[[ DATA LISTING open ]]

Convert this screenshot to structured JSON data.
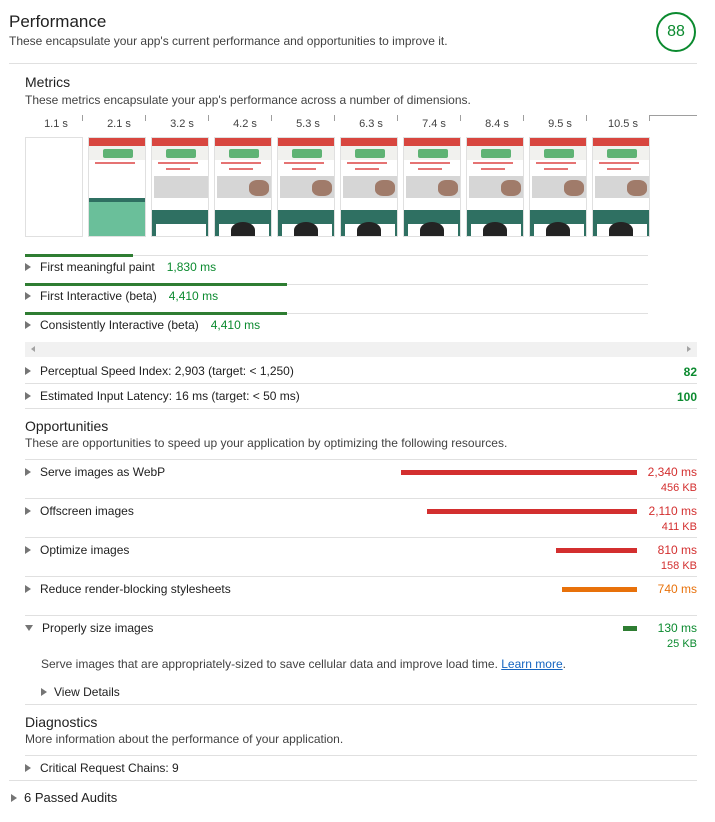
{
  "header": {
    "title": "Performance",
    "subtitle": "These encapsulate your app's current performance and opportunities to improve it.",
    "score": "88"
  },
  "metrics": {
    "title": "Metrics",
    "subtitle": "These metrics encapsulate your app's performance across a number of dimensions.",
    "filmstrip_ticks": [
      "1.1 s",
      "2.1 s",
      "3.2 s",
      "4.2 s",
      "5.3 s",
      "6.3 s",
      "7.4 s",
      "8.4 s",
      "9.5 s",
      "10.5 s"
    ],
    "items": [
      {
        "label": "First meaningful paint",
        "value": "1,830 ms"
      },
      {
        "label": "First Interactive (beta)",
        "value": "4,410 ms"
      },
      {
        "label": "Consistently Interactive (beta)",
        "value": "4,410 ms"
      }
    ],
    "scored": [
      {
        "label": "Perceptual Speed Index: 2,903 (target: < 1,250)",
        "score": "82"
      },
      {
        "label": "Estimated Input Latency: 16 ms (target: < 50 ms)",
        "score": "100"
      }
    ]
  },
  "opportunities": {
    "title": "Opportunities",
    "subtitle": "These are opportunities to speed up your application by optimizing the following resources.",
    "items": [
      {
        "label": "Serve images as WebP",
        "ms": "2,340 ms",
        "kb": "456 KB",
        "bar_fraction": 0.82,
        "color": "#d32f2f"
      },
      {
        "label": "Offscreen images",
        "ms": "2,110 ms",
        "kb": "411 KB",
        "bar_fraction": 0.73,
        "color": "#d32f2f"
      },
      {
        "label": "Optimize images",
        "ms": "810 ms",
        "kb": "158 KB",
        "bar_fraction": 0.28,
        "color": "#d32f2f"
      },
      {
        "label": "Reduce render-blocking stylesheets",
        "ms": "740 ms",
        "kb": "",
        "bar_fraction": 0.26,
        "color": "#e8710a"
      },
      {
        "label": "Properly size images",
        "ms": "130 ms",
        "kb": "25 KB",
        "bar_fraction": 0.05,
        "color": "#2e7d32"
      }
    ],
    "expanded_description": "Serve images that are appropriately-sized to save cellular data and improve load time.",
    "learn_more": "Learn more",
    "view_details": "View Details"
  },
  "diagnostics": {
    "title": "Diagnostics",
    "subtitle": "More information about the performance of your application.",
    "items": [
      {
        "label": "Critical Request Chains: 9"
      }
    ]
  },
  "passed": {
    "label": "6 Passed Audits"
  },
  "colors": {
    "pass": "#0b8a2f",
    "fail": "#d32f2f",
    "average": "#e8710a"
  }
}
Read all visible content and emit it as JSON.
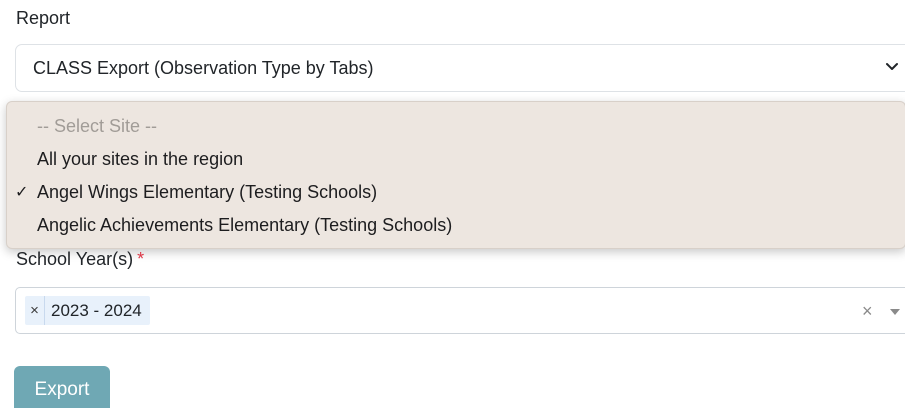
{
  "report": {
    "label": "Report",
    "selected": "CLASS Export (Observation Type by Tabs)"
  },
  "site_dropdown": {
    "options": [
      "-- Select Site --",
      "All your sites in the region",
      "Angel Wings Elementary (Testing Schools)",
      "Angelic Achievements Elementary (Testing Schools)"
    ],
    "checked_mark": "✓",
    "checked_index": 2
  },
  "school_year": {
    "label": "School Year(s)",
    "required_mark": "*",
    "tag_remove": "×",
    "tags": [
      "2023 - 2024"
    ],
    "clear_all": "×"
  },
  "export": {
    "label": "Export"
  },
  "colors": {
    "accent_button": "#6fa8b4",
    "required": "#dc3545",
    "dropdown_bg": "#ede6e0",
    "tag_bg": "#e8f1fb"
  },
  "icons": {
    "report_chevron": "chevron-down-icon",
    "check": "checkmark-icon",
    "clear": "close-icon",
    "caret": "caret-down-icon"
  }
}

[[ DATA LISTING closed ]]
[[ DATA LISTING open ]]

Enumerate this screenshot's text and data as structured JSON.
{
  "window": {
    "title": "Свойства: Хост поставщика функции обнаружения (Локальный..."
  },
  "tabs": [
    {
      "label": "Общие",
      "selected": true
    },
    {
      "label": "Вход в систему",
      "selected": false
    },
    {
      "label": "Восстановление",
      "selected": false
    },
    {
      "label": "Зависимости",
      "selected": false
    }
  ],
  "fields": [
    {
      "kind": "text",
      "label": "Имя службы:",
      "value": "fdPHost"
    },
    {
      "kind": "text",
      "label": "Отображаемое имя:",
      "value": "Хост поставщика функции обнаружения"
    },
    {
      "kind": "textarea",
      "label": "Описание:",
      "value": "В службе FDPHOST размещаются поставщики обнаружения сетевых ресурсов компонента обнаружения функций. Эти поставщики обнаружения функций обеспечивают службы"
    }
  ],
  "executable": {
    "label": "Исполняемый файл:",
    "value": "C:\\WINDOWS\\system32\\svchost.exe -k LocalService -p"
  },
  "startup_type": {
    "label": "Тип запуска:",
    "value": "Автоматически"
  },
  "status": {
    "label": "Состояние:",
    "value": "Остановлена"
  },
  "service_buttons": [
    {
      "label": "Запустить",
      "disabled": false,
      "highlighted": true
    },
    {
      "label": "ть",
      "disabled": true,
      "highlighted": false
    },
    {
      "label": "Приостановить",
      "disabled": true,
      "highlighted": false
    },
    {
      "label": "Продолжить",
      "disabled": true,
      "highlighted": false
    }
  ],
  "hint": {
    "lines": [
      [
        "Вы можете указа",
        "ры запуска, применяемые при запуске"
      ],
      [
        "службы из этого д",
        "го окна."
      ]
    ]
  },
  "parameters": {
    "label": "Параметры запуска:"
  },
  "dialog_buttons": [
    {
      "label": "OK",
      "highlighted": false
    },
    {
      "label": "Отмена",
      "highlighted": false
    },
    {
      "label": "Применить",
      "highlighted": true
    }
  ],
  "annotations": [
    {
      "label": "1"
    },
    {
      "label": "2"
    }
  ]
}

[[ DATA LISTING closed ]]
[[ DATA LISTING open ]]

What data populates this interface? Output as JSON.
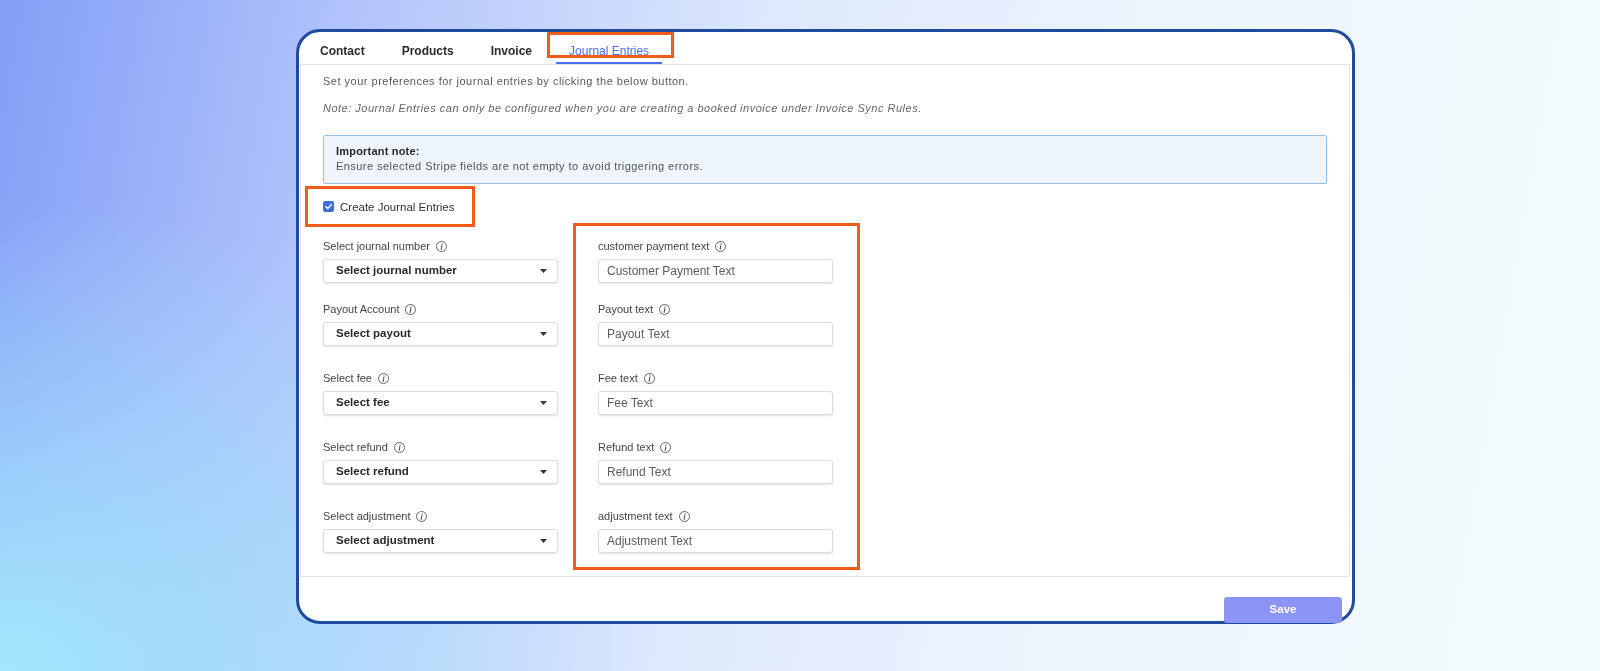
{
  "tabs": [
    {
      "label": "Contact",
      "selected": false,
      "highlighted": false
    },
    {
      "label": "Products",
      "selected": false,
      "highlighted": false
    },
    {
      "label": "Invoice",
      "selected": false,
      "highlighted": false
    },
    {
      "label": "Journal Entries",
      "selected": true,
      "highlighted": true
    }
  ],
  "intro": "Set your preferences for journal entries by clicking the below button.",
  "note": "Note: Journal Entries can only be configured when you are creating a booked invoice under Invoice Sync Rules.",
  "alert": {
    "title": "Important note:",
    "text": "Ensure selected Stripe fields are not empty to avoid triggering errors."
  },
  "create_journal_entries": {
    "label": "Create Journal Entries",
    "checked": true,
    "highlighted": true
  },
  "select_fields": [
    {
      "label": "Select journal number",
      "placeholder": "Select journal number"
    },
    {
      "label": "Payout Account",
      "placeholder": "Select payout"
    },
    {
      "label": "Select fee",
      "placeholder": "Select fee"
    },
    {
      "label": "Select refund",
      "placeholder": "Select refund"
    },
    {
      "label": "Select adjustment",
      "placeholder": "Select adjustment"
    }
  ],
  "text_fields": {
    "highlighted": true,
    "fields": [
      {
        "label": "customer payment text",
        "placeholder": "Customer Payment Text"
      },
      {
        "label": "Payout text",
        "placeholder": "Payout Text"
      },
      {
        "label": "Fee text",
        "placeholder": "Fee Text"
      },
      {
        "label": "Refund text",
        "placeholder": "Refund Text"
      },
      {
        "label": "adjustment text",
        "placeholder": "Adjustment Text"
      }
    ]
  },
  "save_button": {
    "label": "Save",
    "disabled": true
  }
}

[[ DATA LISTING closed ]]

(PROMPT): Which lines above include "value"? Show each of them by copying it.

(SOLUTION FOR THIS EXERCISE):
        "value": "1,830 ms"
        "value": "4,410 ms"
        "value": "4,410 ms"
      "value": "fdPHost"
      "value": "Хост поставщика функции обнаружения"
      "value": "В службе FDPHOST размещаются поставщики обнаружения сетевых ресурсов компонента обнаружения функций. Эти поставщики обнаружения функций обеспечивают службы"
    "value": "C:\\WINDOWS\\system32\\svchost.exe -k LocalService -p"
    "value": "Автоматически"
    "value": "Остановлена"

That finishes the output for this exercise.